Kelly Olson

The female life-course in ancient Greece and Rome ideally followed a set path, a path which would look different depending on one’s rank, status, race, and geographical location. Women of the upper and middling classes in Athens and Rome, however, were supposed to progress through childhood and marry almost immediately after puberty, producing children in their turn, raising them, and perhaps becoming widowed before dying in what people today would consider the prime of life.

The female life cycle changed according to rank, status, race, and geographical location across the Mediterranean. Thus, an urban slave-woman’s life cycle would have looked significantly different from that of a married citizen woman, as would that of a lower-class woman, or a foreign woman living in Athens or Rome, which in turn may have been very dissimilar to (for instance) a woman living in a rural Roman province.
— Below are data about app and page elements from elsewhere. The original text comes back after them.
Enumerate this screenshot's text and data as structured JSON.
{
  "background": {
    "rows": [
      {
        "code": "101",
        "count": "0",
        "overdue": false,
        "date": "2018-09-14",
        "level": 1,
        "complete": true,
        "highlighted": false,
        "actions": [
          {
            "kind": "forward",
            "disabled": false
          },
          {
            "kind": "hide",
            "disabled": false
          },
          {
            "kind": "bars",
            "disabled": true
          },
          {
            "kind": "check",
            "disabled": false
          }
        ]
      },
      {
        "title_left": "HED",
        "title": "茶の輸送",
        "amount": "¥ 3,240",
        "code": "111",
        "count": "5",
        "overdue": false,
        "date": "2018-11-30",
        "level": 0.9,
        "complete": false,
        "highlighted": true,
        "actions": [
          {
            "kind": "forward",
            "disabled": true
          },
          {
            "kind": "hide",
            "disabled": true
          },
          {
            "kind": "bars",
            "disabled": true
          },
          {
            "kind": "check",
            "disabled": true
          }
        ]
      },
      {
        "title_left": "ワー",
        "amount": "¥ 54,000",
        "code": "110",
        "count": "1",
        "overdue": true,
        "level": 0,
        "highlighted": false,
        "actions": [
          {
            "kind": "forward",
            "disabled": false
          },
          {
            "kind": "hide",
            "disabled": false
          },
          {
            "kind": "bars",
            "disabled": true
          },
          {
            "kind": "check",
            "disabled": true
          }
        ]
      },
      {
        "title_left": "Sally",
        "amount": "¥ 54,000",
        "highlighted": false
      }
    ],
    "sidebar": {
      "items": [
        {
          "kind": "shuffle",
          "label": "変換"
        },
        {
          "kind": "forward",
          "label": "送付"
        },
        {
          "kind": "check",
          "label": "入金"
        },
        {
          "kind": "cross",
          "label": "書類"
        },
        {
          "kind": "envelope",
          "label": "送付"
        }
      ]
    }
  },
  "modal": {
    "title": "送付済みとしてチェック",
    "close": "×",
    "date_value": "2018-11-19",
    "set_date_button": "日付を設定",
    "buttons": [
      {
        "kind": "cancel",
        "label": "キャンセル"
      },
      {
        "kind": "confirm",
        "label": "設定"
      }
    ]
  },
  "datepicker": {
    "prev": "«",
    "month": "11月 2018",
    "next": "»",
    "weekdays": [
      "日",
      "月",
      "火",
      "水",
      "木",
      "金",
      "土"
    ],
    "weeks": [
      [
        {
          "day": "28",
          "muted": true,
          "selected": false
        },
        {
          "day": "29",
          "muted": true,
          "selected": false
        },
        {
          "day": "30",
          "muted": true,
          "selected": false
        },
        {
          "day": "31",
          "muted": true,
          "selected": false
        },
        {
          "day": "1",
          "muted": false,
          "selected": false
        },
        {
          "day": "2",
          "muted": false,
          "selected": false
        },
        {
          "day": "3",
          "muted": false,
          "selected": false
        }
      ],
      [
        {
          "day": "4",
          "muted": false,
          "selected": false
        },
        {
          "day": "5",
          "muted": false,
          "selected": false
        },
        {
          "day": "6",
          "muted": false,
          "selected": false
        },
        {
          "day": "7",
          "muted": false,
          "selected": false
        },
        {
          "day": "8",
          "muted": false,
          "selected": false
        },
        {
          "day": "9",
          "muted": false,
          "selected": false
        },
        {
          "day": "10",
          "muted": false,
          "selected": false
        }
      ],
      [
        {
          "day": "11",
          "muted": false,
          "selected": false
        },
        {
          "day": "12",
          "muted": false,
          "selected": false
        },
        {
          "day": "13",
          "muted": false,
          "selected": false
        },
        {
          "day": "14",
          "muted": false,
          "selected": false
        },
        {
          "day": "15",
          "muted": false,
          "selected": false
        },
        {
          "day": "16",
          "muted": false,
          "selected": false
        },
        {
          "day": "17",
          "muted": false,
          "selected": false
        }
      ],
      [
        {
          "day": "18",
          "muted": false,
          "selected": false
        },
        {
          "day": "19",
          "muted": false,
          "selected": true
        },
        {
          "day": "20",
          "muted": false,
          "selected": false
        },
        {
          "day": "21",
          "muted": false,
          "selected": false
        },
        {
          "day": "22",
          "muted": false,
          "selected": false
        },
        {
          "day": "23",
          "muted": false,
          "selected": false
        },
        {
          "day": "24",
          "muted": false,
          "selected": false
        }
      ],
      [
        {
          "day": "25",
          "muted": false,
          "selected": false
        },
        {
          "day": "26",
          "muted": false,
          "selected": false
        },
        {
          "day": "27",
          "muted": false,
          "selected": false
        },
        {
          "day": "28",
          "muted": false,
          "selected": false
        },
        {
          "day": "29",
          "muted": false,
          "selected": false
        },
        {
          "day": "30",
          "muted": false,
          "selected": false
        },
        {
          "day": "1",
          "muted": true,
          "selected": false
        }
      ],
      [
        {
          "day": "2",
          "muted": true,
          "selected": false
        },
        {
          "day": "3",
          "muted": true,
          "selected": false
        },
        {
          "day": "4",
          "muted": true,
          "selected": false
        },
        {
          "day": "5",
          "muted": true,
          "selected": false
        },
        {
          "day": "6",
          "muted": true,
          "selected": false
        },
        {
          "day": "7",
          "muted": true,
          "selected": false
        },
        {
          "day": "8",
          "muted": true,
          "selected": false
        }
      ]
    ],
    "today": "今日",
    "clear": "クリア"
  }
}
What follows is what is known of the life stages of a middling-to-upper-class woman, since this is where literary and artistic sources pool.


children in Roman law  

Ville Vuolanto

In the Roman world, the age limits connected to children were often flexible. Even in the case of legal liability, the ages were not rigid. In individual cases, children’s capacity to understand right and wrong, criminality, and responsibility were to be taken into account—at least in theory.1 Generally, children until the age of seven were referred to as infantes, until puberty (or, in later legislation, until the age of twelve for girls and fourteen for boys) as impuberes, and those between the puberty and the age of twenty-five (with the full legal capacity) more generally as (minores).Even if children and, more broadly, minores feature in the Roman law already from the Twelve Tables onwards, they did not constitute a category of their own in Roman legislative thinking. Thus, information on children in Roman law is scattered throughout the whole corpus of legal literature.A child is here defined as an individual below the age of full legal capacity, not primarily as a blood relationship to one’s parents. The focus here is on matters pertaining to the rights and status of the children themselves as underaged persons. The main themes are children’s legal incapacity in economic matters, guardianship, paternal and parental power over the person of the child (patria potestas and personal status; exposure, killing and selling of children) and the obligations between parents and children.